SUPPLIED DATA.
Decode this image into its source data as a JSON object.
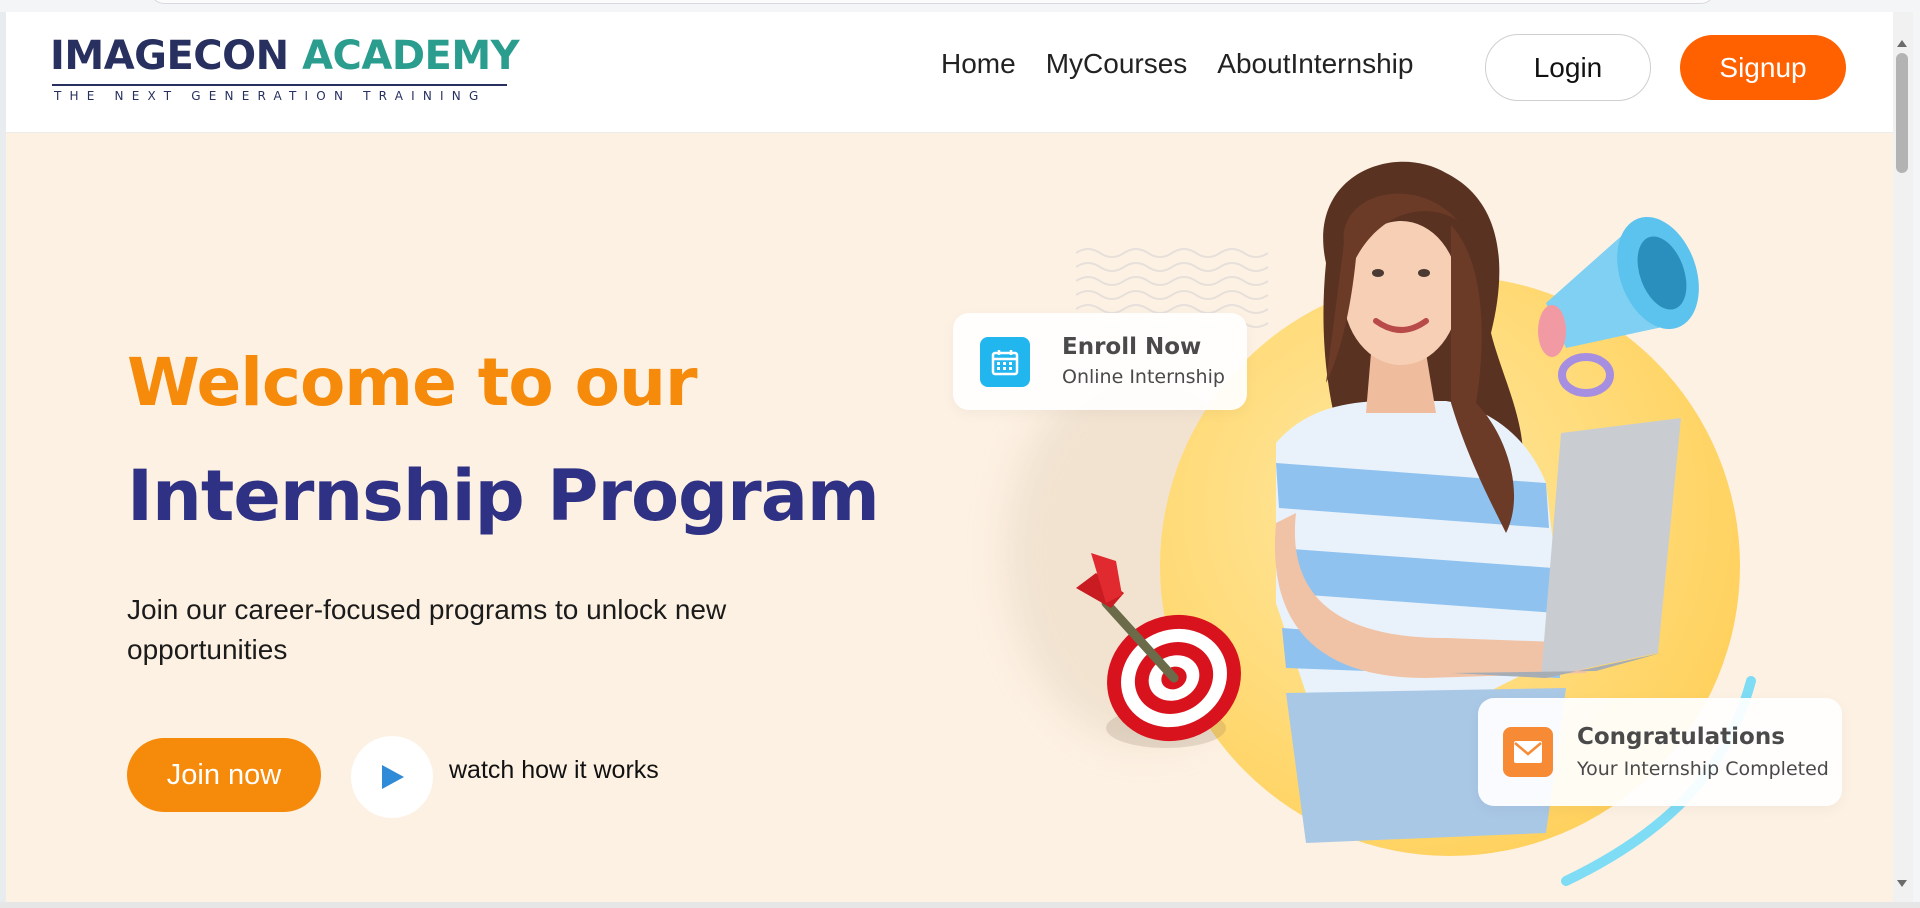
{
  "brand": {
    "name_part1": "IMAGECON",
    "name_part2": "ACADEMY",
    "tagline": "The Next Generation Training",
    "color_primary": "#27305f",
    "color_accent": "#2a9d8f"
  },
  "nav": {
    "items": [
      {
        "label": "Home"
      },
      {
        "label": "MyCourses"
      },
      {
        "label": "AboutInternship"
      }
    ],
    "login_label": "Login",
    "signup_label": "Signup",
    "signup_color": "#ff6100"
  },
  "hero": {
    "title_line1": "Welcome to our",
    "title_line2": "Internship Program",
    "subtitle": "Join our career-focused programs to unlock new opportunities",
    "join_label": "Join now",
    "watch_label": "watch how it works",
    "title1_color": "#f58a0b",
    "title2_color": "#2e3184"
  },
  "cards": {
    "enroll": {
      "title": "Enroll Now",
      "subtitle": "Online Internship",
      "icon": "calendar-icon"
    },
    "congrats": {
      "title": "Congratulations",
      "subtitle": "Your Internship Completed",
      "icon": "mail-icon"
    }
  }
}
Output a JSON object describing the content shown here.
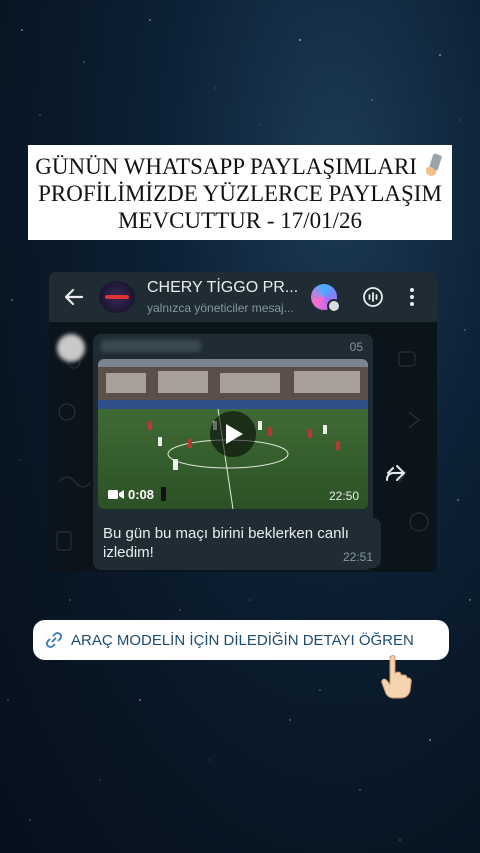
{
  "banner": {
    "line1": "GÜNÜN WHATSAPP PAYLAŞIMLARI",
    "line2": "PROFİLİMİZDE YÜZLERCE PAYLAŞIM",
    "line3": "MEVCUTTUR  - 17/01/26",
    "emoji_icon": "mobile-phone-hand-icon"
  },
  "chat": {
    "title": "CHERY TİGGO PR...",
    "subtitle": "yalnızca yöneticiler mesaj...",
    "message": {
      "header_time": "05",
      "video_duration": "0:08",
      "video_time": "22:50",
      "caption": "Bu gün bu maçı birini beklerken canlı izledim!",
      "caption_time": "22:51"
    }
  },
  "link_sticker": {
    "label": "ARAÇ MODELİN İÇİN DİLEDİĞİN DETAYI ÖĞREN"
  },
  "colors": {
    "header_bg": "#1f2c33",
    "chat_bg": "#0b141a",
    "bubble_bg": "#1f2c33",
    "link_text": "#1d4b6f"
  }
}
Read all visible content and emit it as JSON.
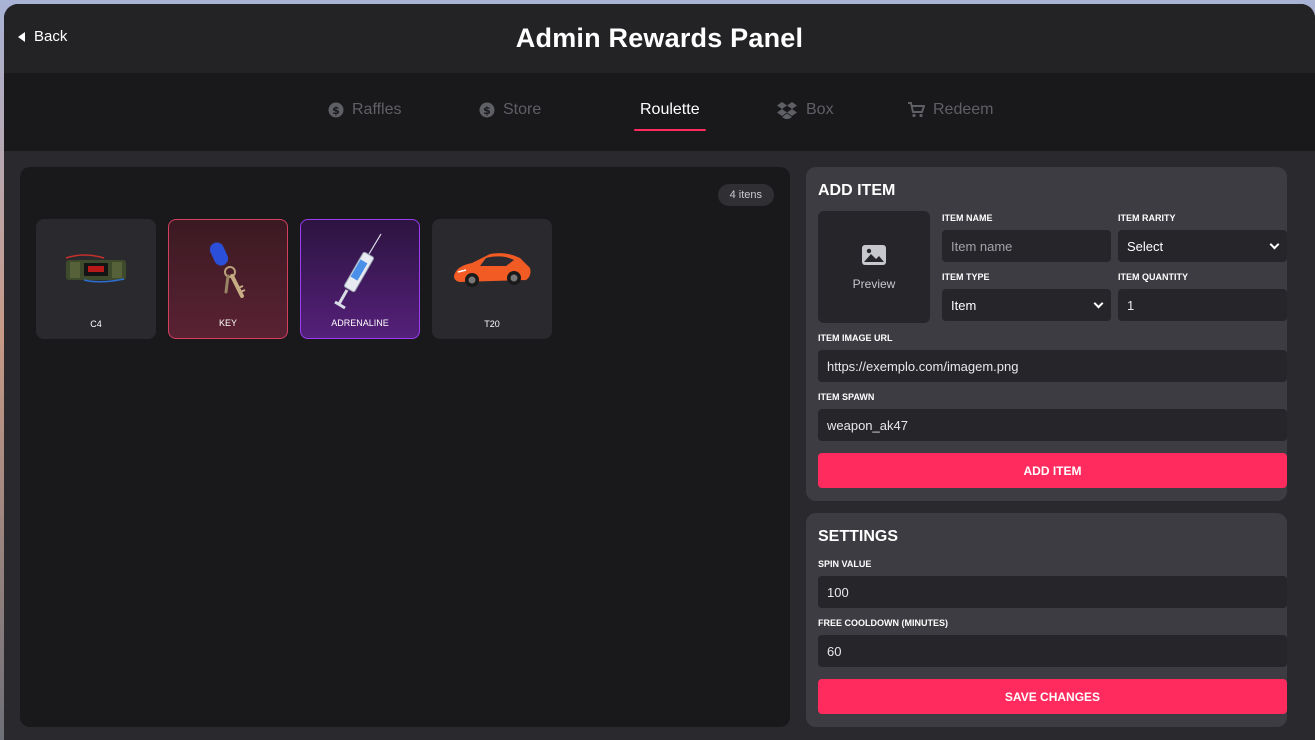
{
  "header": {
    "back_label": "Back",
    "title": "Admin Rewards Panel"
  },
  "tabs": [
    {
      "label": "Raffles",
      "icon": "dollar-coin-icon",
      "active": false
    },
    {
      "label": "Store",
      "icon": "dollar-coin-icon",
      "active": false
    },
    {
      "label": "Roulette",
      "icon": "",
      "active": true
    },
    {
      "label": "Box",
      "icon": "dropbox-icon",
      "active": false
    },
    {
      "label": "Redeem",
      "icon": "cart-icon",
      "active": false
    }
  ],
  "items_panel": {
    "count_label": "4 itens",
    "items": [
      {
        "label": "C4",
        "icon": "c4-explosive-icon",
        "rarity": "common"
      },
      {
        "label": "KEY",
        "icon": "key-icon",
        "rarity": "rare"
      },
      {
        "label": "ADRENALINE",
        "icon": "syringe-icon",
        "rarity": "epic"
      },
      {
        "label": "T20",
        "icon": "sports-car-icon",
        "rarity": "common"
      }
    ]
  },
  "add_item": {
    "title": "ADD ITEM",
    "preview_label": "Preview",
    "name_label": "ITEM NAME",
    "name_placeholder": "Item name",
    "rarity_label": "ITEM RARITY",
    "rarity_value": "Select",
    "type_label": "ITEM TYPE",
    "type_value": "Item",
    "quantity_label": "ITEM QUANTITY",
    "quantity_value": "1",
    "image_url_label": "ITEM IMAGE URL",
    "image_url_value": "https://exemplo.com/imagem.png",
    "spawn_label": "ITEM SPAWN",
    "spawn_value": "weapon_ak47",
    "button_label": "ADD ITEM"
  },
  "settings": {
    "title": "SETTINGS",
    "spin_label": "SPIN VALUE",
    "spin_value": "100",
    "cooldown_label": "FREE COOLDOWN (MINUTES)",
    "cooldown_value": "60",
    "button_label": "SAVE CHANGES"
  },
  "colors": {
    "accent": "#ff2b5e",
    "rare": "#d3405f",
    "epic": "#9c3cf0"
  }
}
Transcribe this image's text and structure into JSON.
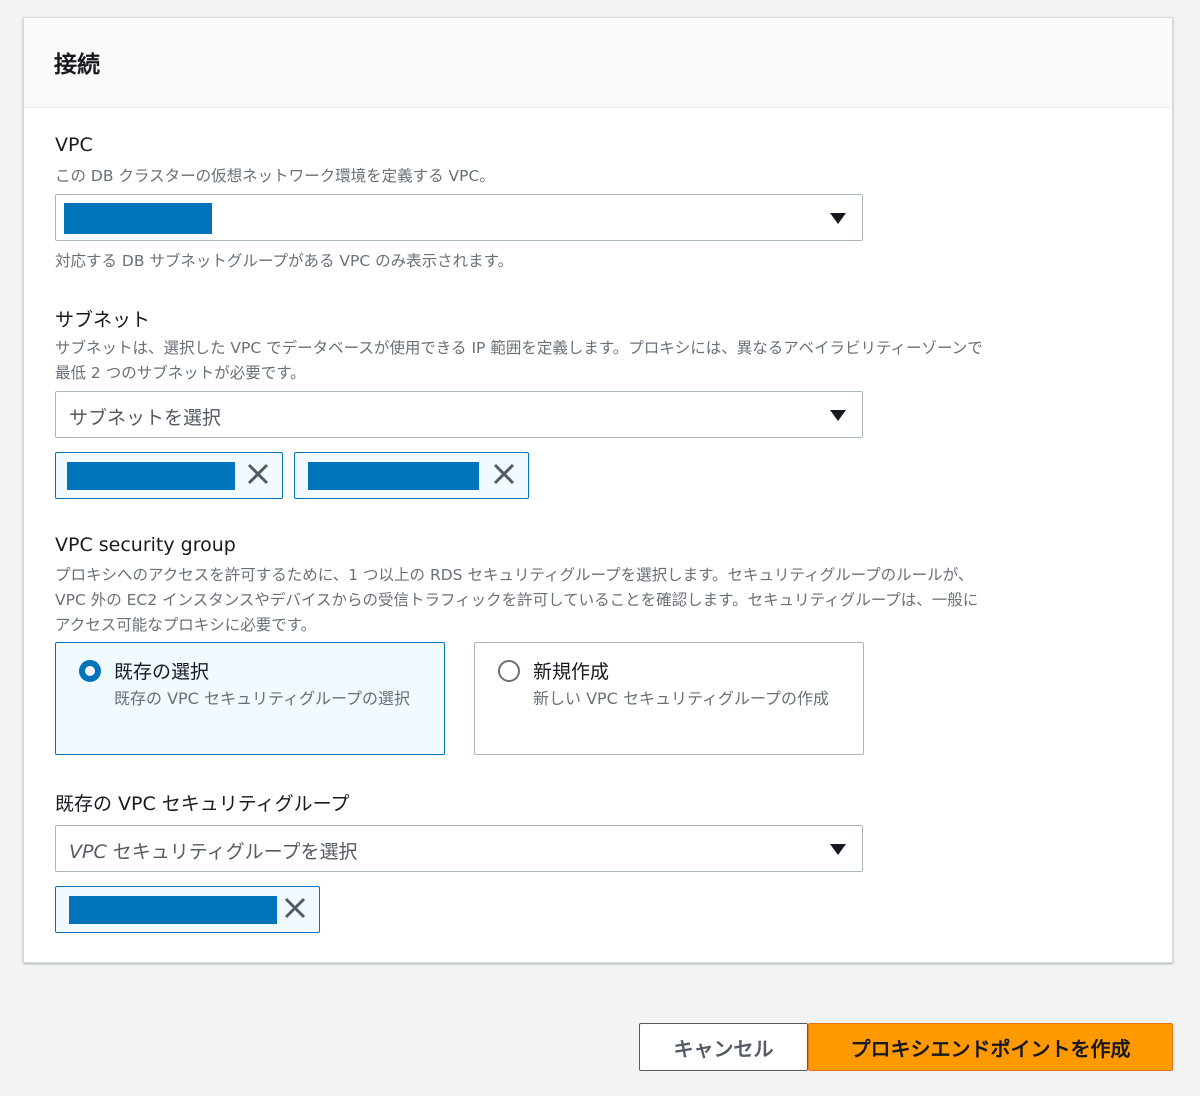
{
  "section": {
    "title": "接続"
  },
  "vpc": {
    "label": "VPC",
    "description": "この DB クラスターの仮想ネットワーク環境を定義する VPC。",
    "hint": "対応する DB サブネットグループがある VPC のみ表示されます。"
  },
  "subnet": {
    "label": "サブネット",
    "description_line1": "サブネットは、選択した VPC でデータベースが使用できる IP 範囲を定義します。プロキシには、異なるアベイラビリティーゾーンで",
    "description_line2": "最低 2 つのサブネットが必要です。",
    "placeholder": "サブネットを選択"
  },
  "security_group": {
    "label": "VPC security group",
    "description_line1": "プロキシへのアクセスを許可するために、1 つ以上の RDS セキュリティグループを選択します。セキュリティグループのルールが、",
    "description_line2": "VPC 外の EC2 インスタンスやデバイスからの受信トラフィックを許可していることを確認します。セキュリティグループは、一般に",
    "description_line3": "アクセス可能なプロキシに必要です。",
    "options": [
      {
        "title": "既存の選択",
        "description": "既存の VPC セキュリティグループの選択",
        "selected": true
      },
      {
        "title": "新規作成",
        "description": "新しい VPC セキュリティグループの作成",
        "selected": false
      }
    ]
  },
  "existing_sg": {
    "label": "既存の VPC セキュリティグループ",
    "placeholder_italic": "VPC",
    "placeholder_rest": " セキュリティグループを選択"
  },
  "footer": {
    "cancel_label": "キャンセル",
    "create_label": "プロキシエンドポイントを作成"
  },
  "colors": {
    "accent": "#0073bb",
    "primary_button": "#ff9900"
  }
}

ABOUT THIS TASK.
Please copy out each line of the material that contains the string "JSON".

ANSWER SPACE.
Decode this image into its source data as a JSON object.
Output a JSON object describing the content shown here.
Read all visible content and emit it as JSON.
Transcribe this image's text and structure into JSON.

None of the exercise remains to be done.